◆ **WHAT THE TASK REQUIRES**
Go through the data and tally the lines that hold the string "title". Reply with the total alone.

App and web page records
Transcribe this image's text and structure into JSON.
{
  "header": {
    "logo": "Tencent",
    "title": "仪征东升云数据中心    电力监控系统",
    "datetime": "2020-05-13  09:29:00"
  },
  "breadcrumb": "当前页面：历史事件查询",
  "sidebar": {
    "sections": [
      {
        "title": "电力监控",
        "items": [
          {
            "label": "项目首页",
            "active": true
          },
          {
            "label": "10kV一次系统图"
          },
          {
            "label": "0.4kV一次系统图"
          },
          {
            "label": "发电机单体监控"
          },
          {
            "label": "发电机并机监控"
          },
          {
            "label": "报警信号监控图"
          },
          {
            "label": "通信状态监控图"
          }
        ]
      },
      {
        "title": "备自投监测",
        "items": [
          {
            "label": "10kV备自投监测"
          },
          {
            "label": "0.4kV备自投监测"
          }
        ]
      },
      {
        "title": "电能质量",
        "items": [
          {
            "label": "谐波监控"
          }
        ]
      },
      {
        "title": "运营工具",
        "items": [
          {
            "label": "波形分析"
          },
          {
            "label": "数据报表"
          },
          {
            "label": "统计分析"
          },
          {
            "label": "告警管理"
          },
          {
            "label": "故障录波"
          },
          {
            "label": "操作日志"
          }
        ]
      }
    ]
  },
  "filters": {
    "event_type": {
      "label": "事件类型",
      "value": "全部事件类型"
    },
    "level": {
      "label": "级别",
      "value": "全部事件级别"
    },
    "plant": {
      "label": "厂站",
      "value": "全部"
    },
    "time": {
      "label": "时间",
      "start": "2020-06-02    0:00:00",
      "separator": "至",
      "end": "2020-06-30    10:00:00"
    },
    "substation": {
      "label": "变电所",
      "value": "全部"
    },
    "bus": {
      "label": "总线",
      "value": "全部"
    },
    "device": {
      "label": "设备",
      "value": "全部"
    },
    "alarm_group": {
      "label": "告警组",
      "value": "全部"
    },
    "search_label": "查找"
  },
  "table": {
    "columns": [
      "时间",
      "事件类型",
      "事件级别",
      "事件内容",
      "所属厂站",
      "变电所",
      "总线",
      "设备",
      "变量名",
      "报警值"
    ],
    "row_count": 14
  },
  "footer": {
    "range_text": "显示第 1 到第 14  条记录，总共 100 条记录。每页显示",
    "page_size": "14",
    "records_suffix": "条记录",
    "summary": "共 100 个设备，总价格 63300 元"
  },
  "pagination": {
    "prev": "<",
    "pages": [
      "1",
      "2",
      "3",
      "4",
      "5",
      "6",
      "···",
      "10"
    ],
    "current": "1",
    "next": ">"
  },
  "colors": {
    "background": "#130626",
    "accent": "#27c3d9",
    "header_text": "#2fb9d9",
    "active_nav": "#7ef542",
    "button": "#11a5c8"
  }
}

◆ **TASK OUTPUT**
5